|Women Working in a Gas Retort House during the|
First World War: South Metropolitan
Gas Company, London. 1918,
by Anna Airy. Imperial War Museum
During the First World War many men went to war, and much of their work was taken over by women, in a situation that presaged the factory work carried out by women in the Second World War.
In his book The Story of Rotherhithe, Stephen Humphrey describes how the South Metropolitan Gas Company "was one of the most enlightened industrial employers in south London." Housing built for their employees included seven houses in Brunel Road in 1926, which were destroyed by bombs during the Second World War. Another housing development was erected in 1931 in Moodkee Street, which consisted of 30 flats in three buildings - Murdock House, Clegg House and Neptune House. Murdock and Clegg houses were named for the British innovators of gas mentioned above.
|South Metropolitan Gas Works, 1937, with a collier|
moored against the wharf
After the war the jetty was again expanded, this time extended to 200ft so that it could handle colliers that could each transport coal cargoes of up to 2500 tons. Four cranes were installed at the same time and these could shift up to 75 tons an hour each.
Gas supply was nationalized in 1948. The Rotherhithe gas works closed in 1959.
Today, apart from the one remaining gas tower, used to support a cell transmitter, the entire site of the gasworks has been replaced by residential housing built by Bellway Homes in the late 1990s. The bridge between the jetty and the wharf was still in place, when it was in use for a different purpose, in the 1990s (I've not yet found out what the site was used for after the closure of the gasworks). The wharf, in the form of the grey jetty, is still in place, preserved as a condition of the housing development behind it thanks to local protests at its intended demolition.

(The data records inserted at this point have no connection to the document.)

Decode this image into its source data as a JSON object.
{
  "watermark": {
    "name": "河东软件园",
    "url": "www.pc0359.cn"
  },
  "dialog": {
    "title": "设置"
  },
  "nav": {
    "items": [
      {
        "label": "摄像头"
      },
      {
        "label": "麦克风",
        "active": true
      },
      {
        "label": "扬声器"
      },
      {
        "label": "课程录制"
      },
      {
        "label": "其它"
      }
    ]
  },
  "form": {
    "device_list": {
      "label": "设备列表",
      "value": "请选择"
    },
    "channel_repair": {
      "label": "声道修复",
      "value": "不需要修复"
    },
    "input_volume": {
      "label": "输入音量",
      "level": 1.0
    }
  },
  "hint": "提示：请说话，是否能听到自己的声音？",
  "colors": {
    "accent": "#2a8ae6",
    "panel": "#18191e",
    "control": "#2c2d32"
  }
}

It is substantially smaller than it was. It was supposed to be made available for public use, as part of the Thames Path, but for reasons that no-one seems to know it remains closed, but is a favourite sunbathing spot for cormorants (or shags - I've never been able to tell the difference).
|The gas jetty today|
|A different view of the 1935 gasometer tower today. |
Photograph by Stephen Craven.
|Neptune House, built by the South Metropolitan Gas |
Company in 1931 for its employees.
Photograph by Chris Lordan.
I got a major insight when writing this post about a dig I was on when I was an archaeologist working in Chester in the 80s. I was working on a Roman site where the Crown Courts are now located, near the former gasworks, which were long defunct. We had excavated a badly subsided Roman road and were now digging through an earlier Roman drain beneath it, which took us very deep. As we dug down below 6ft, our regulation hard-hats firmly on our heads, we found ourselves paddling in tar. The state we were in! I've never seen so much gunge spread so far and wide. We couldn't dig any lower because as fast was we dug the tar oozed in from the vertical sections in which we were standing. Looking at the diagram above, it is quite clear where it was coming from!